Father Christmas’ mean French assistant!

Written by on December 14, 2017 in Guest Blogs

I hope you were all more nice than naughty this year and that you will receive lots of lovely holiday gifts. Handing out presents to good little girls and boys is what Saint Nicholas does best, but what about those kiddies who couldn’t quite manage to be good?

Misbehaving children in Europe have to be very careful the first part of December. Saint Nicholas day is December 6, and that is the day the kindly saint appears and distributes gifts to obedient children… but beware, he has a not-so-nice “helper” who tags along with him.

Pere Fouettard or Father Whipper

In north-eastern France, especially in the region of Alsace and Lorraine, this helper is called Père Fouettard, which translates as Father Whipper. His name comes from the small whip (fouet) that he carries – and uses. While St. Nick gives out gifts and sweets to nice children, Father Whipper takes care of the naughty ones: he might just leave them lumps of coal instead of presents, or he might decide to beat them with his whip. Sometimes he even stuffs them into his basket and carries them away into the night, never to be seen again. Wow! Talk about motivation to behave…

Just looking at jolly, old St. Nick’s partner is enough to give kids a scare. He’s a big, ugly man with a long beard and shaggy, dark hair, wrapped in a big fur coat. He’s a noisy fellow too: cracking his whip, rattling chains, and ringing bells as he stomps along in heavy boots.

The Legend
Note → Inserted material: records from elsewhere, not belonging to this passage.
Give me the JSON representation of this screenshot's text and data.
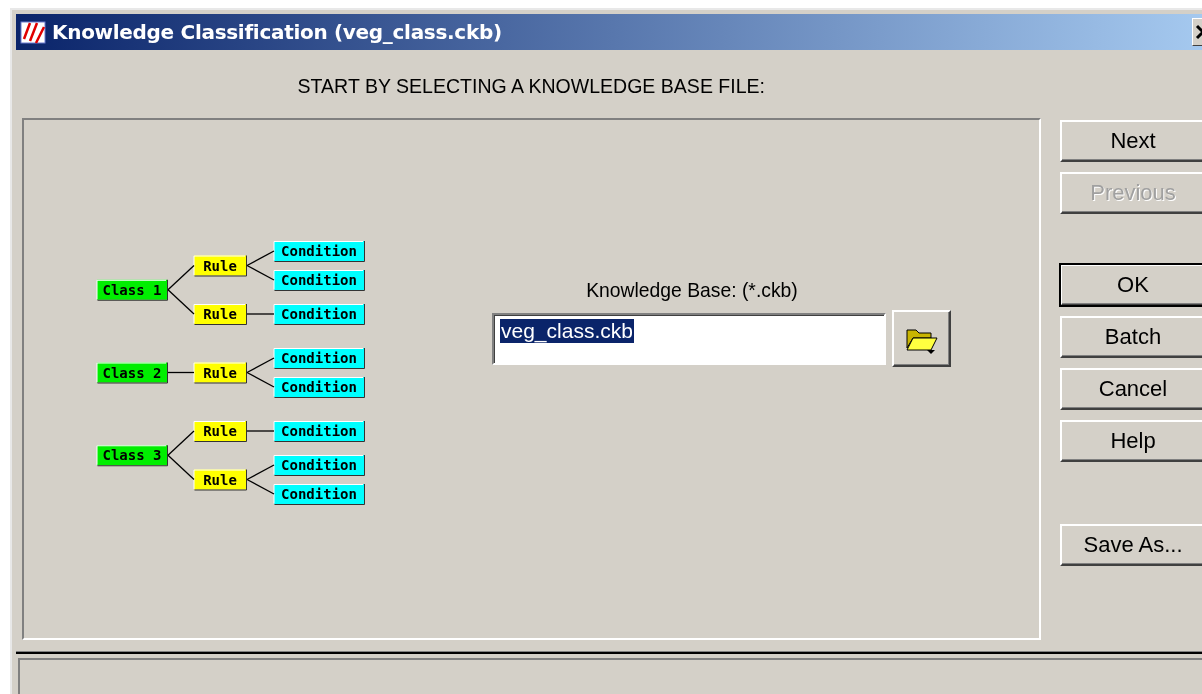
{
  "window": {
    "title": "Knowledge Classification (veg_class.ckb)"
  },
  "heading": "START BY SELECTING A KNOWLEDGE BASE FILE:",
  "diagram": {
    "classes": [
      {
        "label": "Class 1",
        "children": [
          {
            "label": "Rule",
            "children": [
              "Condition",
              "Condition"
            ]
          },
          {
            "label": "Rule",
            "children": [
              "Condition"
            ]
          }
        ]
      },
      {
        "label": "Class 2",
        "children": [
          {
            "label": "Rule",
            "children": [
              "Condition",
              "Condition"
            ]
          }
        ]
      },
      {
        "label": "Class 3",
        "children": [
          {
            "label": "Rule",
            "children": [
              "Condition"
            ]
          },
          {
            "label": "Rule",
            "children": [
              "Condition",
              "Condition"
            ]
          }
        ]
      }
    ]
  },
  "file_field": {
    "label": "Knowledge Base: (*.ckb)",
    "value": "veg_class.ckb",
    "selected": true
  },
  "button_groups": [
    {
      "buttons": [
        {
          "label": "Next",
          "disabled": false,
          "default": false
        },
        {
          "label": "Previous",
          "disabled": true,
          "default": false
        }
      ]
    },
    {
      "buttons": [
        {
          "label": "OK",
          "disabled": false,
          "default": true
        },
        {
          "label": "Batch",
          "disabled": false,
          "default": false
        },
        {
          "label": "Cancel",
          "disabled": false,
          "default": false
        },
        {
          "label": "Help",
          "disabled": false,
          "default": false
        }
      ]
    },
    {
      "buttons": [
        {
          "label": "Save As...",
          "disabled": false,
          "default": false
        }
      ]
    }
  ]
}
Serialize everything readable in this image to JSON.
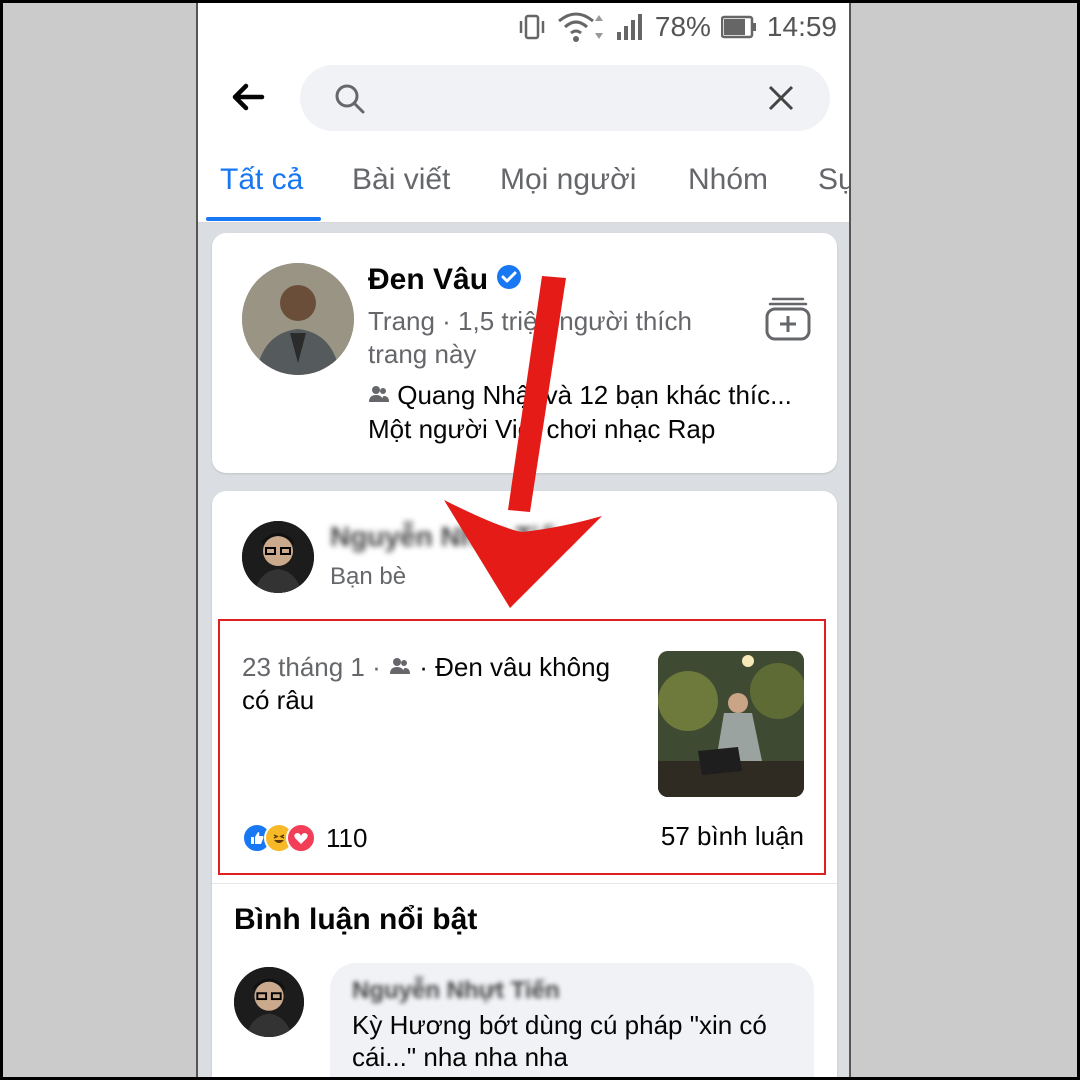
{
  "status_bar": {
    "battery": "78%",
    "time": "14:59"
  },
  "search": {
    "placeholder": "",
    "value": ""
  },
  "tabs": [
    {
      "label": "Tất cả"
    },
    {
      "label": "Bài viết"
    },
    {
      "label": "Mọi người"
    },
    {
      "label": "Nhóm"
    },
    {
      "label": "Sụ"
    }
  ],
  "page_result": {
    "name": "Đen Vâu",
    "meta": "Trang · 1,5 triệu người thích trang này",
    "friends_liked": "Quang Nhật và 12 bạn khác thíc...",
    "description": "Một người Việt chơi nhạc Rap"
  },
  "post_result": {
    "author": "Nguyễn Nhựt Tiến",
    "relation": "Bạn bè",
    "date": "23 tháng 1 ·",
    "text": " · Đen vâu không có râu",
    "reaction_count": "110",
    "comment_count": "57 bình luận"
  },
  "featured_comments": {
    "title": "Bình luận nổi bật",
    "author": "Nguyễn Nhựt Tiến",
    "text": "Kỳ Hương bớt dùng cú pháp \"xin có cái...\" nha nha nha"
  },
  "colors": {
    "accent": "#1877f2",
    "highlight_box": "#e02020",
    "annotation_arrow": "#e41b17"
  },
  "icons": [
    "back-arrow-icon",
    "search-icon",
    "close-icon",
    "verified-icon",
    "add-page-icon",
    "friends-icon",
    "like-icon",
    "haha-icon",
    "love-icon",
    "vibrate-icon",
    "wifi-icon",
    "signal-icon",
    "battery-icon"
  ]
}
Where did this decidedly un-cuddly fellow come from? The legend, which goes back to the Middle Ages, tells us of three little boys who were lost in the woods. A butcher found them and decided that, since he hadn’t had much luck on his hunt that day, these three tender little morsels would do. He chopped them up and put them in the salt barrel to cure.

Saint Nicholas came into the butcher’s shop and the evil man tried to sell him a piece of his “best meat.” But Nick loved children and couldn’t be fooled. He resurrected the boys and took them back to their parents.

The butcher started traveling with St. Nick and became known as Père Fouettard (Father Whipper). It’s not clear how he and Nick became buddies, but it seems that Father Whipper is no longer allowed to eat, beat, or abduct children. I’m pretty sure his only job, these days, is to inspire good behavior in them.

Note: Northern France isn’t the only place where St. Nick has an evil counterpart, similar characters exist in many parts of Europe.

Margo Lestz lives in Nice, France and blogs at curiousrambler.com. She is the author of Curious Histories of Provence, Curious Histories of Nice, France and French Holidays and Traditions, details: curiousrambler.com/margos-books

Related Articles

Walking the historic streets of Paris

If you know Paris, you will have walked over the Pont Neuf, the creation of King Henri IV (1553 – 1610), visionary, lover, pluralist, urban designer, and soldier, who inherited the throne (1594) as the bloody civil Wars of Religion between Catholics and the “heretic” Protestants were still raging. The fanatics hated him because he […]

Continue Reading

The history of Cypress Trees in Provence

Where ever you look, slender, conical cypress trees in Provence are a definite feature of the landscape. They line roads, outline fields, decorate cemeteries, and adorn houses. These sturdy, practical trees protect crops and homes from the fierce mistral wind that whips through this area. But, there is more to them than meets the eye. […]

Continue Reading

The importance of cheese in France

I spy with my expat eye – a view of France from the inside… When Keith van Sickel and his wife Val began spending time in France, they knew that they had much to learn. There was the language, of course, but also the customs and quirks of the French. Little did they know that […]

Continue Reading

The rules of boules – it isn’t just a game in France

Boules is a serious business in France, it’s not just a game but a way of life… An introduction to boules Anton crouches, motionless. He cups a scuffed metal ball in his right hand, his face the picture of concentration. Seconds go by. A minute. The other players are silent as they wait for his […]

Continue Reading

How to fake speaking French in just one minute

This might be just the thing for those of us who want to fake French with zero effort, well except for watching a 60 second video. Oliver Gee, an Australian journalist in Paris who runs a podcast called The Earful Tower shares his top tips for how to fake French and fool everyone (maybe)… Here’s […]

Continue Reading


If you enjoyed this article, subscribe now to receive more just like it.

Subscribe via RSS Feed

Comments are closed.